When the string "this" occurs in a line of the listing below, return that line.

▶ [ENTRIES SUPPLIED]

::::

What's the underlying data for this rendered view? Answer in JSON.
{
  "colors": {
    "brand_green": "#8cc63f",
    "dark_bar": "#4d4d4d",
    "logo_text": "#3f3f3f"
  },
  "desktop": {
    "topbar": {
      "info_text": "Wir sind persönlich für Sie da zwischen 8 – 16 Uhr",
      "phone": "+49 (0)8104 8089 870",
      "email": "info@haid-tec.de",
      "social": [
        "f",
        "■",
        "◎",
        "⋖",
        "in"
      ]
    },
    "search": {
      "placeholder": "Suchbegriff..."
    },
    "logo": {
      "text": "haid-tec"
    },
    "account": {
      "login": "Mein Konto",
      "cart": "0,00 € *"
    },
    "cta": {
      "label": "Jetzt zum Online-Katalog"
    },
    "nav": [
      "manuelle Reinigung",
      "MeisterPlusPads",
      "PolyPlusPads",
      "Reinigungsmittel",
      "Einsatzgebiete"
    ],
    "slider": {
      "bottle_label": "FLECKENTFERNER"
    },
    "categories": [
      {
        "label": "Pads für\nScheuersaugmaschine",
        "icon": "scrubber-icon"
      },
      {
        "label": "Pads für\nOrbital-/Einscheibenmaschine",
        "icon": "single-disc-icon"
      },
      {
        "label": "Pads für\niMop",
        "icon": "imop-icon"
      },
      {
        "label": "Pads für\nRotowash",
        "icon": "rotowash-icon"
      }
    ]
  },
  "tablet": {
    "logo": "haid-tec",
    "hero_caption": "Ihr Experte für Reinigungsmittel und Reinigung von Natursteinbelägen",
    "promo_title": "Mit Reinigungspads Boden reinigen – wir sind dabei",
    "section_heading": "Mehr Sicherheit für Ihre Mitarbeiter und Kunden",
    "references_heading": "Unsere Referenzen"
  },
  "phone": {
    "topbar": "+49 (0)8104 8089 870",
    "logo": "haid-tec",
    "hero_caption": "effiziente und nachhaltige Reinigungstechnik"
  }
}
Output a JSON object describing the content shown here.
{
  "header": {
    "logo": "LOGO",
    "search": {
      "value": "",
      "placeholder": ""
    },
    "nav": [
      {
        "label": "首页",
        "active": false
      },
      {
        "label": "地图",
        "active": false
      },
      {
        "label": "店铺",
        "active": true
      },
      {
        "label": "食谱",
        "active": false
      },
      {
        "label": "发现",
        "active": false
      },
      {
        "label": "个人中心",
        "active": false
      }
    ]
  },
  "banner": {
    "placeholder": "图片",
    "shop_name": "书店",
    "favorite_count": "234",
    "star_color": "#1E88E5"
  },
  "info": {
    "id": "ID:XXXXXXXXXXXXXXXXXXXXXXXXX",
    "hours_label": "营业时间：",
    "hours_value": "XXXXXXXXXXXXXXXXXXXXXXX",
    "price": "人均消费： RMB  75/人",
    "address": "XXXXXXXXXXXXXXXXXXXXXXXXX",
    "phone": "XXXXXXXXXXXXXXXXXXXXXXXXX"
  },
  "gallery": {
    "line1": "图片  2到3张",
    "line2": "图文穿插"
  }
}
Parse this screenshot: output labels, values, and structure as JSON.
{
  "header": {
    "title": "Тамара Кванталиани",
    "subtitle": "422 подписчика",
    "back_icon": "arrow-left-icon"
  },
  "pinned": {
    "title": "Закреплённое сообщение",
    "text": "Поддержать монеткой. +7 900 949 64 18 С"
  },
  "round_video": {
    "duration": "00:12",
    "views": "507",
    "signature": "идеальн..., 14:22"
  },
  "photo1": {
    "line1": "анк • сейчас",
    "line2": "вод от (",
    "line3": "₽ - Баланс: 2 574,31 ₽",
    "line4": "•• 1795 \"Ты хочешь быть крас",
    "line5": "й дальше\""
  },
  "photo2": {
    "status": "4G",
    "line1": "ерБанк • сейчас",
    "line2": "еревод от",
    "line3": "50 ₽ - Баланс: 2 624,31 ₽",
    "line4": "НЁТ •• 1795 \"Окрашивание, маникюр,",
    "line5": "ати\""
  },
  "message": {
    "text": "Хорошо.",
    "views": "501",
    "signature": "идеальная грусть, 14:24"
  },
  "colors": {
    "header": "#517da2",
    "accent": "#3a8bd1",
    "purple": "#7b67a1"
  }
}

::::

▶ [TASK SOLUTION]
What's the underlying data for this rendered view? Answer in JSON.
Parse this screenshot: output labels, values, and structure as JSON.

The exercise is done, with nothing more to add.